“[It’s] a one-year deal with a series of five one-year, team-held options. If the Bucs choose to keep Revis, they’ll pay him $16 million per year for the privilege of doing so. If/when the Bucs decide that Revis isn’t earning his keep, the Bucs can cut him.”

The deal is reminiscent of the contract D.J. Williams agreed to with the Bears. He is actually being paid game to game this year.

The contract also reflects the new reality in the NFL. Players are having a hard time getting the money and the security they want this offseason. Jack Betcha at The National Football Post does a good job of explaining the situation as he tees off on the agents for these players for building unrealistic expectations.

“[T]here is still an unusual amount of high quality free agents on the street and it’s not always the fault of the system, the teams, the CBA or the player that they haven’t been signed and paid to date. Occasionally the agent is to blame and here is why:

“Agents can be guilty of overpricing the player to the marketplace. Before a client hits the free agent market it’s vitally important for agents to do their research for 10 months leading up to the beginning of free agency. It’s important to establish a value for your client and his position based on what the market will bare. Talking with GMs, pro personnel directors, the NFLPA research department and team salary cap managers can accomplish this.”

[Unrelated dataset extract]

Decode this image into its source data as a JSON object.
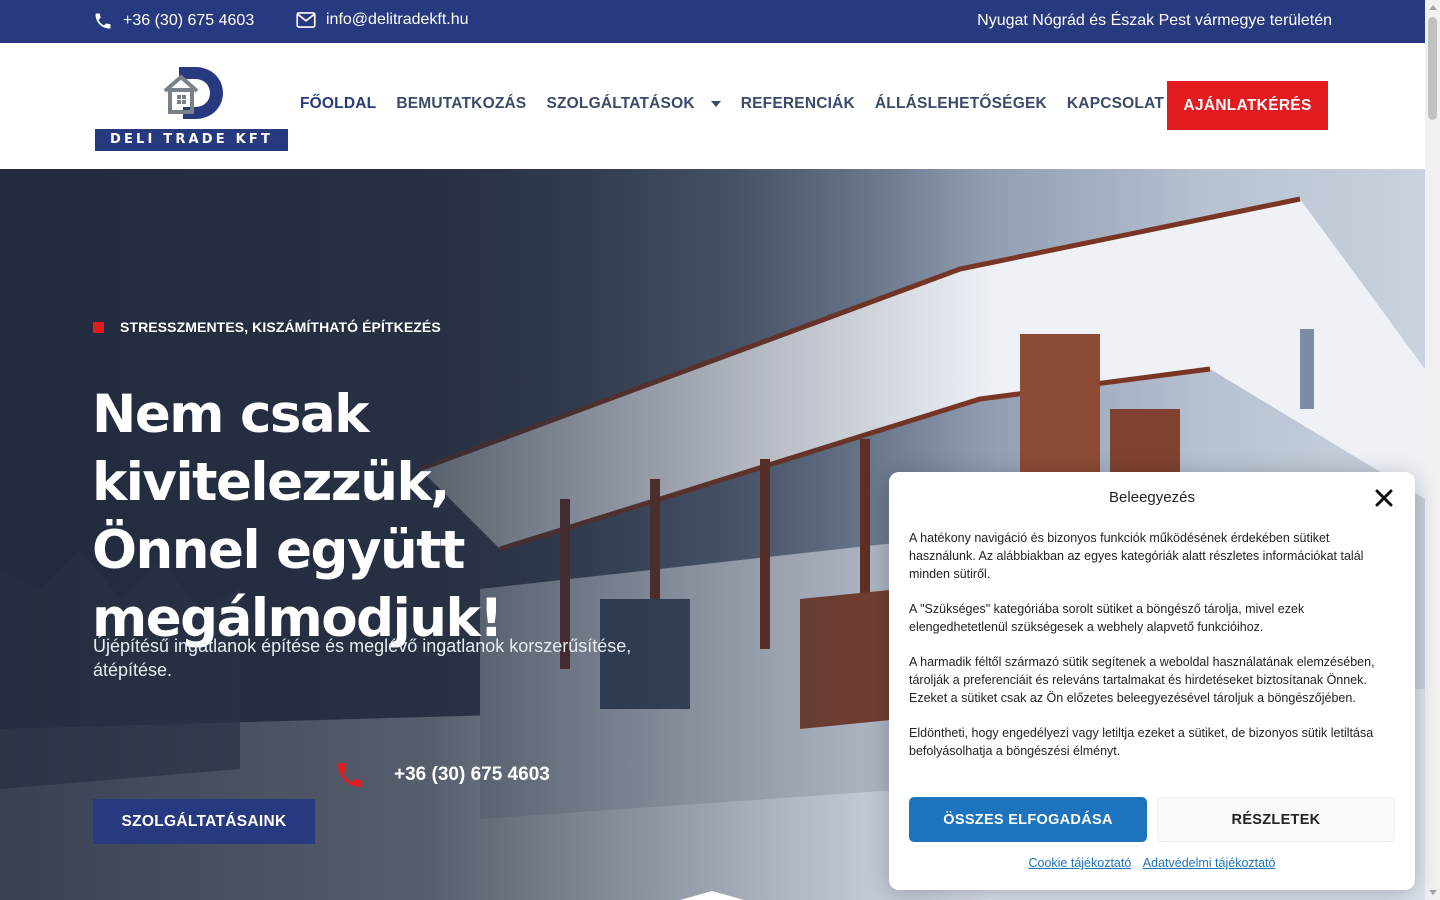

“This year was an interesting year in free agency because the two prior years (non-capped year included) were complete anomalies. They didn’t provide us with the best of comps going into this year. Additionally, there was only a modest increase in the cap, which was practically flat. With the addition of ten new GM’s over the last two years (who historically don’t make huge free agency signings), and cheaper draft choices under the new CBA, it was a perfect recipe for a soft free agent market in 2013 (as I predicted here).

“For those agents who were looking to hit it big this year, they may have missed the boat and did a huge disservice to their client.”

The Bears saw this problem last year with Olin Kreutz and now this year with Brian Urlacher. Whether its the agents or the players, both got greedy. The Bears offered more than they were worth on the open market. Instead of being grateful, both tried to get more from an organization the never overpays. It hard to say exactly where the blame lies but if their agents didn’t make them aware of the realities of the situation before hand, they are largely to blame.

In any case, I keep hearing that there are growing complaints amongst the players, the agents and the NFLPA about collusion. They probably aren’t willing to go public yet because they want to see what the market is like for veteran players after the draft when teams that haven’t filled needs go shopping again.

But I’ll be very surprised if it turns out that there’s any such thing going on. Much more likely, these entities only have themselves to blame for their problems in the market.